Bio

Melissa Maalouf’s practice focuses on representing clients in a wide range of privacy, security, advertising, and e-commerce matters through counseling, responding to FTC and State Attorneys General investigations, and analyzing privacy/security risks associated with corporate transactions.

She regularly counsels providers of emerging technologies such as wearables, online marketplaces, and mobile applications in integrating “privacy-by-design” concepts into their products and services through the creation of appropriate consumer disclosures, website terms, internal policies and procedures, and consumer choice mechanisms. She also assists clients in analyzing legal issues related to using data from alternative sources, such as web scraping, aggregated financial data, and geo-spatial and drone data. She advises clients and defends them in federal and state regulatory enforcement actions regarding the Children’s Online Privacy Protection Act (“COPPA”) and online child safety considerations; the FTC’s native advertising and endorsement rules; other alleged violations of Section 5 of the FTC Act; the Fair Credit Reporting Act; Gramm-Leach-Bliley; and state and federal student privacy laws such as FERPA and SOPIPA.

Melissa works closely with clients to develop strategies, commensurate with their size and international footprint, for compliance with global marketing and cookies rules, consumer protection regulations, data protection laws, and international data transfer restrictions. She also advises on e-commerce issues such as consumer disclosures during the e-commerce flow, auto-renewal subscription regulations, and electronic signature laws.

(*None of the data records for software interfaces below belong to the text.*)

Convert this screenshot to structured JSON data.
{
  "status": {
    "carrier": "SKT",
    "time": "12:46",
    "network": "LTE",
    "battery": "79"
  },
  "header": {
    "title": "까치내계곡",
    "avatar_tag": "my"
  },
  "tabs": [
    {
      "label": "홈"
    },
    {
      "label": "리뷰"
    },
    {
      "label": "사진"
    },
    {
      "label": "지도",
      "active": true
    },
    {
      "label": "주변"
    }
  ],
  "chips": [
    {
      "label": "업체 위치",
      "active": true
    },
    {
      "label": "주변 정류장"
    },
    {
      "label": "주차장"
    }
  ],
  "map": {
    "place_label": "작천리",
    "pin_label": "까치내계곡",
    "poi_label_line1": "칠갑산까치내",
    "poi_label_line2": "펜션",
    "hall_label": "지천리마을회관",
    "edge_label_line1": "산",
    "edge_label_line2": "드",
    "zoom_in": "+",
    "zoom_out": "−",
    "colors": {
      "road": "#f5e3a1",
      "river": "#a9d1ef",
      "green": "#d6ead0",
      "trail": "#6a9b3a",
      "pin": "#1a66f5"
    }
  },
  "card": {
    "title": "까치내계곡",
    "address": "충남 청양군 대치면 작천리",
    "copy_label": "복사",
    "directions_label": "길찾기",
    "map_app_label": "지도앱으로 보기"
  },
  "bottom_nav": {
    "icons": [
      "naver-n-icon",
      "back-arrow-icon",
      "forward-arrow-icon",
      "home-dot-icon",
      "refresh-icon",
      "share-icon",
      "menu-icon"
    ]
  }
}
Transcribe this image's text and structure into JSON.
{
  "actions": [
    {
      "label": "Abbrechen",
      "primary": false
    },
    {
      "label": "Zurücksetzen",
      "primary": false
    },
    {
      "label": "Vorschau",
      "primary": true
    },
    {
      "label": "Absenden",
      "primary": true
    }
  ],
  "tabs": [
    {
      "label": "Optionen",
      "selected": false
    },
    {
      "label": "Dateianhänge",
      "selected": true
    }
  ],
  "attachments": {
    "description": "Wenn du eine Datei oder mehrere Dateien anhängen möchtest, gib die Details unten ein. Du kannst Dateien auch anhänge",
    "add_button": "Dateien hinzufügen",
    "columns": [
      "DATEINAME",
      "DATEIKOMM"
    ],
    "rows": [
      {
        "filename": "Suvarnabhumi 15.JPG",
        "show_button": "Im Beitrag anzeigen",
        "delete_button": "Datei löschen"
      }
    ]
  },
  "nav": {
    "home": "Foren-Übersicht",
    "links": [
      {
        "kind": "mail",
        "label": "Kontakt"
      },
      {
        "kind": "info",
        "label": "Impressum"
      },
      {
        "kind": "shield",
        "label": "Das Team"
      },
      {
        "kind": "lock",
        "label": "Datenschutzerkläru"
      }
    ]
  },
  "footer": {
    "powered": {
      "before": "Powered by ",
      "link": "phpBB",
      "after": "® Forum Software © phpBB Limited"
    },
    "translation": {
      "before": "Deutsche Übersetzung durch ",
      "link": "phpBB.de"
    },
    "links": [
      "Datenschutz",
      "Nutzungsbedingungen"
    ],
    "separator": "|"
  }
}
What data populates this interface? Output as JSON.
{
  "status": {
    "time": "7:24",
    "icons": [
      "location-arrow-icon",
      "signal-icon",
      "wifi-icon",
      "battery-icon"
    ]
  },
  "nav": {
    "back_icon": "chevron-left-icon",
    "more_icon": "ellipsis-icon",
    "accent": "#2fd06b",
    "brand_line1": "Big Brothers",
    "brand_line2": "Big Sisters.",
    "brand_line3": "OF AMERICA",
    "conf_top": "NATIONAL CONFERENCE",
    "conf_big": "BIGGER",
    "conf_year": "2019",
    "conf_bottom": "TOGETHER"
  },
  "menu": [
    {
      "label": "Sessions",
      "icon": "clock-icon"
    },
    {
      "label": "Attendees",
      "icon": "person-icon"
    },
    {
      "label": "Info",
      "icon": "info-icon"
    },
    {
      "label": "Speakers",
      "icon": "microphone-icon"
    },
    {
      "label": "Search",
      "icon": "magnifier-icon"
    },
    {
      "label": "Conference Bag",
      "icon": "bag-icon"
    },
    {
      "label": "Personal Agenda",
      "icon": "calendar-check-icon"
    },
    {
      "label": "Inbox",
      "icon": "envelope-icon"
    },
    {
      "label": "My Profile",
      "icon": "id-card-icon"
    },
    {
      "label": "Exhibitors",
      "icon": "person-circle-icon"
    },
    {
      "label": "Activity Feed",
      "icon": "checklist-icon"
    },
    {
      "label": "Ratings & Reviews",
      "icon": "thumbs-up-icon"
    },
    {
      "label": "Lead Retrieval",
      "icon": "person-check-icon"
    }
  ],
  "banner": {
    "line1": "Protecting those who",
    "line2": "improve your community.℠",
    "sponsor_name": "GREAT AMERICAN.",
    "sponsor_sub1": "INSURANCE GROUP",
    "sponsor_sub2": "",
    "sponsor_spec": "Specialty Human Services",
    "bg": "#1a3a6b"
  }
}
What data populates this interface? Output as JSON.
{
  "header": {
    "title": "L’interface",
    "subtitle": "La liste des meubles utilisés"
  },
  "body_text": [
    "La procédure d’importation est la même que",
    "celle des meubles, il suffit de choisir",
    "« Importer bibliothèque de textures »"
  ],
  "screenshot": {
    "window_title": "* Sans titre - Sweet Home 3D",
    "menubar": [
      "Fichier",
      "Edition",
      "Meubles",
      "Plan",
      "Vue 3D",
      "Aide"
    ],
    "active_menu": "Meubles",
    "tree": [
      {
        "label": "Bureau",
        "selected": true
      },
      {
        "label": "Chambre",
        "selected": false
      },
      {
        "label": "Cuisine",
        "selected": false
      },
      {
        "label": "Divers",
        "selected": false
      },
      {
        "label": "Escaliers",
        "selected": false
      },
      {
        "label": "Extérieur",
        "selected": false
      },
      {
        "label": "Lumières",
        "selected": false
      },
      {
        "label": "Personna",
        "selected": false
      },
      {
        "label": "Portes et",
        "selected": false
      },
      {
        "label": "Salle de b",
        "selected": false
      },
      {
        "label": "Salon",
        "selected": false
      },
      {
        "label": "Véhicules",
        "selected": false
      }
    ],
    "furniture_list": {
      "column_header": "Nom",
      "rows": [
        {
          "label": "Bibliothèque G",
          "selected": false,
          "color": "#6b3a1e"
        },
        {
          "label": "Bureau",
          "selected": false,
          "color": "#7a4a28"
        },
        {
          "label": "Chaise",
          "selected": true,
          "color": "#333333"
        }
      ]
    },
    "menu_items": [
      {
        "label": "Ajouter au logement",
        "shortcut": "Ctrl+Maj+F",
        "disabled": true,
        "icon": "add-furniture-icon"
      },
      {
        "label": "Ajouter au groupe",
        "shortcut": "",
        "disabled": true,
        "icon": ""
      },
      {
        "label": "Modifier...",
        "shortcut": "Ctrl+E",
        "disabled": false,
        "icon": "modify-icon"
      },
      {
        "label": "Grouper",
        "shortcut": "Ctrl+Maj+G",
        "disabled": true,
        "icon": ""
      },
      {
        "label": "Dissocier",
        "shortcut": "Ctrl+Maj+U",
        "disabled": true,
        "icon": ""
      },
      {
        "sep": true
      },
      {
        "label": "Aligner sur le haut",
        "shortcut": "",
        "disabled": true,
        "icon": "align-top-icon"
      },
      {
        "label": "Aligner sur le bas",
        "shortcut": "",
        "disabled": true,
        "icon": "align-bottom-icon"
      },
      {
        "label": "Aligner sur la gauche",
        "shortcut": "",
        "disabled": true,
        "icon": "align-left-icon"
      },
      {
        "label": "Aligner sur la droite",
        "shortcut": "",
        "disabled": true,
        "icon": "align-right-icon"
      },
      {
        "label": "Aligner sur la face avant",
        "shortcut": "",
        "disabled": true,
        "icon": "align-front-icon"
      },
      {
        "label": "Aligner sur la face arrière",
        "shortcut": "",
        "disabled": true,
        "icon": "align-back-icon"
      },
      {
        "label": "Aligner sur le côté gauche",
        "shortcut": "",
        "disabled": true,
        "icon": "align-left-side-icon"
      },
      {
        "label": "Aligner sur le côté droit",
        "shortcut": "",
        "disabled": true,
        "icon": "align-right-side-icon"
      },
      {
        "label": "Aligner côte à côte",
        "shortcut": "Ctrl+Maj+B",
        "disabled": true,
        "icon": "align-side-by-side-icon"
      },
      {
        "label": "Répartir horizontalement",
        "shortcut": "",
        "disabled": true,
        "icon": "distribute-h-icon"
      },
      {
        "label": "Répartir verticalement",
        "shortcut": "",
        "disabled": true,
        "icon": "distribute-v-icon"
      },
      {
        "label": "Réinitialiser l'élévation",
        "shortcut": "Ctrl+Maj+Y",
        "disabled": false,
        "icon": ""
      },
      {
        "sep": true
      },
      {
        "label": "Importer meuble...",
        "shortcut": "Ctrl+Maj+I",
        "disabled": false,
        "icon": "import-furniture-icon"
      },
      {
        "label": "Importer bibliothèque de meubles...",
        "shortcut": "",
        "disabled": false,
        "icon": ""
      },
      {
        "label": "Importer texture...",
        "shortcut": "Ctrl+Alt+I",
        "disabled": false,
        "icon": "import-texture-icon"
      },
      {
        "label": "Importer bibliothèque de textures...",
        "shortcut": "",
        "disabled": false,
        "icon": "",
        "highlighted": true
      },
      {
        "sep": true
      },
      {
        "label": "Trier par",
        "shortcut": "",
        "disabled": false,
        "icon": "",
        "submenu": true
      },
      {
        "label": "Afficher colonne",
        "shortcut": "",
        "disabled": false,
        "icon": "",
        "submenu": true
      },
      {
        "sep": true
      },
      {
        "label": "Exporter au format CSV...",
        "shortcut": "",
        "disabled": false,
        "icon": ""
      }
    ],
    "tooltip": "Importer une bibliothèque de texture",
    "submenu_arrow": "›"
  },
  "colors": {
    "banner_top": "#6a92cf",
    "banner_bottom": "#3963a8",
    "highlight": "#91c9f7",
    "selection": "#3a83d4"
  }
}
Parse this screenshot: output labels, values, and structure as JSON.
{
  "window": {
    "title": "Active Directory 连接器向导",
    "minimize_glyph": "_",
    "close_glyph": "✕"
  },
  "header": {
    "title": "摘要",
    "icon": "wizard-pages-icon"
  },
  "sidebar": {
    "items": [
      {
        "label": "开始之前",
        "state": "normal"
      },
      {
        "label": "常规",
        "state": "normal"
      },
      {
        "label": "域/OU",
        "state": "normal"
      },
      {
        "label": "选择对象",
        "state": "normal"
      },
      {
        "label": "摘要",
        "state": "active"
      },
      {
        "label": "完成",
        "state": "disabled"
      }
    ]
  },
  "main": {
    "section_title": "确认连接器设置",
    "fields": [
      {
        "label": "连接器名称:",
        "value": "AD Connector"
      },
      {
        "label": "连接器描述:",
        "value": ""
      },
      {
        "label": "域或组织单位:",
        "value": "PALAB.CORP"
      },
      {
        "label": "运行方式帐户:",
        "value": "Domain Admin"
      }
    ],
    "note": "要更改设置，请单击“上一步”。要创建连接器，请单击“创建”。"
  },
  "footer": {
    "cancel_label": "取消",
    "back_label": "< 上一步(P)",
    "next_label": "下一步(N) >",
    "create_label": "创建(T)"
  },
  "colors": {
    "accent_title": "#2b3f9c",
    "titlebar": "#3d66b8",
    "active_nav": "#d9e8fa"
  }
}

Prior to joining ZwillGen, Melissa was an associate in the Communications, Media, and Privacy group at Willkie Farr & Gallagher LLP, where she counseled clients on a variety of international and domestic data privacy, data security, e-commerce, and technology issues.

While at American University, Washington College of Law, Melissa served as the Editor-in-Chief of Volume 56 of the American University Law Review, received the Outstanding Graduate Award, and was a recipient of the Myer’s Society Scholarship.